| TASK DESCRIPTION |
Below are records; count how many of their lines contain the string "OPEN", and give only that number.

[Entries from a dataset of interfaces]
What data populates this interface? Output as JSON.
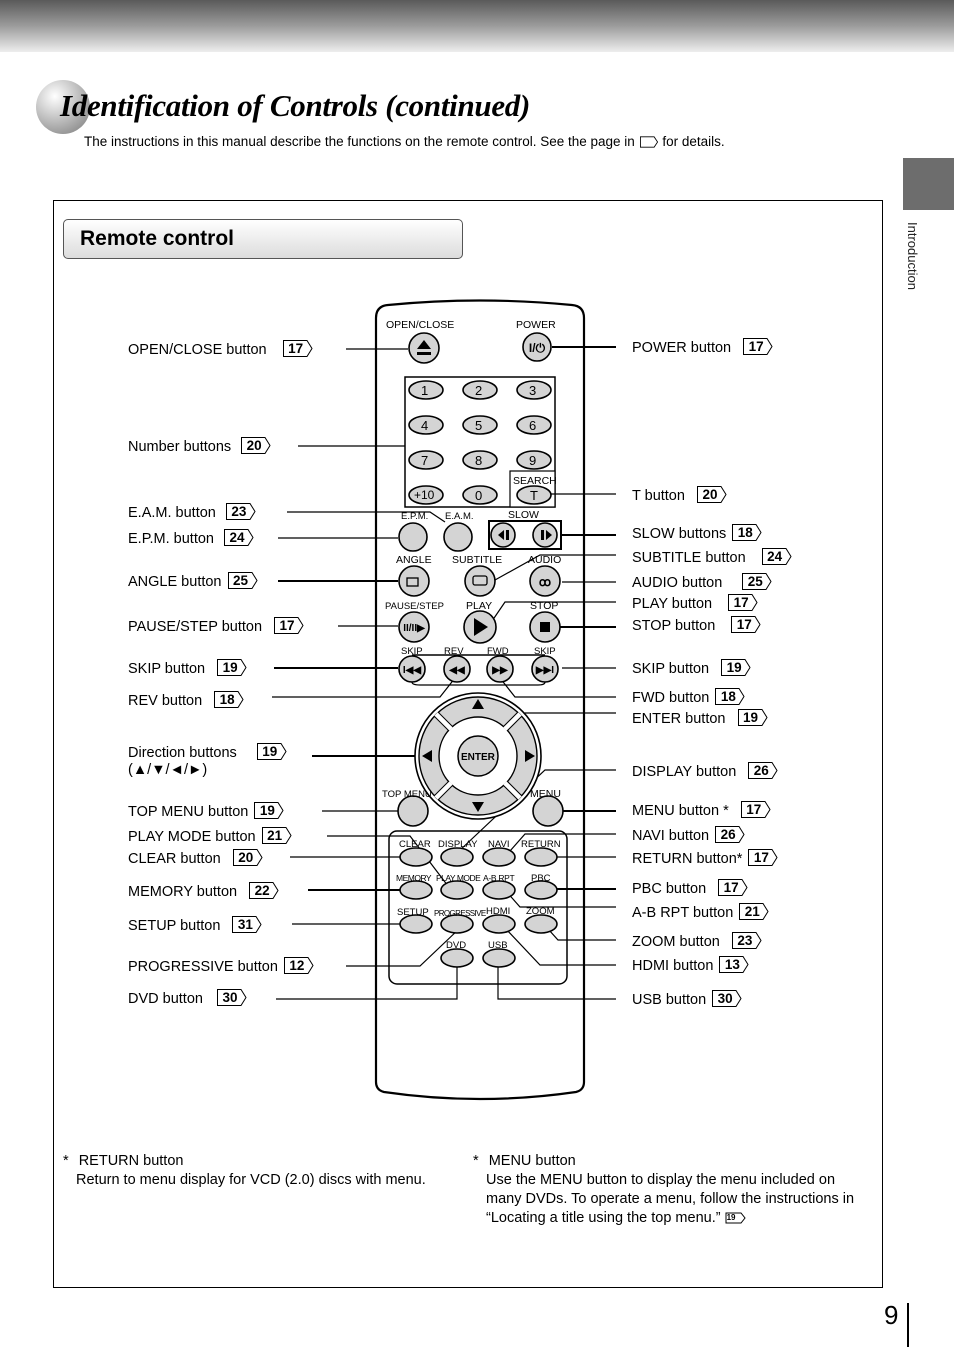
{
  "header": {
    "title": "Identification of Controls (continued)",
    "intro_before": "The instructions in this manual describe the functions on the remote control. See the page in",
    "intro_after": "for details.",
    "side_tab": "Introduction"
  },
  "section": {
    "title": "Remote control"
  },
  "remote": {
    "keys": {
      "open_close": "OPEN/CLOSE",
      "power": "POWER",
      "search": "SEARCH",
      "epm": "E.P.M.",
      "eam": "E.A.M.",
      "slow": "SLOW",
      "angle": "ANGLE",
      "subtitle": "SUBTITLE",
      "audio": "AUDIO",
      "pause_step": "PAUSE/STEP",
      "play": "PLAY",
      "stop": "STOP",
      "skip": "SKIP",
      "rev": "REV",
      "fwd": "FWD",
      "enter": "ENTER",
      "top_menu": "TOP MENU",
      "menu": "MENU",
      "clear": "CLEAR",
      "display": "DISPLAY",
      "navi": "NAVI",
      "return": "RETURN",
      "memory": "MEMORY",
      "play_mode": "PLAY MODE",
      "ab_rpt": "A-B RPT",
      "pbc": "PBC",
      "setup": "SETUP",
      "progressive": "PROGRESSIVE",
      "hdmi": "HDMI",
      "zoom": "ZOOM",
      "dvd": "DVD",
      "usb": "USB",
      "t": "T"
    },
    "numbers": [
      "1",
      "2",
      "3",
      "4",
      "5",
      "6",
      "7",
      "8",
      "9",
      "+10",
      "0"
    ]
  },
  "left_labels": [
    {
      "text": "OPEN/CLOSE button",
      "page": "17"
    },
    {
      "text": "Number buttons",
      "page": "20"
    },
    {
      "text": "E.A.M. button",
      "page": "23"
    },
    {
      "text": "E.P.M. button",
      "page": "24"
    },
    {
      "text": "ANGLE button",
      "page": "25"
    },
    {
      "text": "PAUSE/STEP button",
      "page": "17"
    },
    {
      "text": "SKIP button",
      "page": "19"
    },
    {
      "text": "REV button",
      "page": "18"
    },
    {
      "text": "Direction buttons",
      "page": "19",
      "sub": "(▲/▼/◄/►)"
    },
    {
      "text": "TOP MENU button",
      "page": "19"
    },
    {
      "text": "PLAY MODE button",
      "page": "21"
    },
    {
      "text": "CLEAR button",
      "page": "20"
    },
    {
      "text": "MEMORY button",
      "page": "22"
    },
    {
      "text": "SETUP button",
      "page": "31"
    },
    {
      "text": "PROGRESSIVE button",
      "page": "12"
    },
    {
      "text": "DVD button",
      "page": "30"
    }
  ],
  "right_labels": [
    {
      "text": "POWER button",
      "page": "17"
    },
    {
      "text": "T button",
      "page": "20"
    },
    {
      "text": "SLOW buttons",
      "page": "18"
    },
    {
      "text": "SUBTITLE button",
      "page": "24"
    },
    {
      "text": "AUDIO button",
      "page": "25"
    },
    {
      "text": "PLAY button",
      "page": "17"
    },
    {
      "text": "STOP button",
      "page": "17"
    },
    {
      "text": "SKIP button",
      "page": "19"
    },
    {
      "text": "FWD button",
      "page": "18"
    },
    {
      "text": "ENTER button",
      "page": "19"
    },
    {
      "text": "DISPLAY button",
      "page": "26"
    },
    {
      "text": "MENU button *",
      "page": "17"
    },
    {
      "text": "NAVI button",
      "page": "26"
    },
    {
      "text": "RETURN button*",
      "page": "17"
    },
    {
      "text": "PBC button",
      "page": "17"
    },
    {
      "text": "A-B RPT button",
      "page": "21"
    },
    {
      "text": "ZOOM button",
      "page": "23"
    },
    {
      "text": "HDMI button",
      "page": "13"
    },
    {
      "text": "USB button",
      "page": "30"
    }
  ],
  "notes": {
    "return": {
      "star": "*",
      "title": "RETURN button",
      "body": "Return to menu display for VCD (2.0) discs with menu."
    },
    "menu": {
      "star": "*",
      "title": "MENU button",
      "body": "Use the MENU button to display the menu included on many DVDs. To operate a menu, follow the instructions in “Locating a title using the top menu.”",
      "page": "19"
    }
  },
  "page_number": "9"
}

| YOUR SOLUTION |
2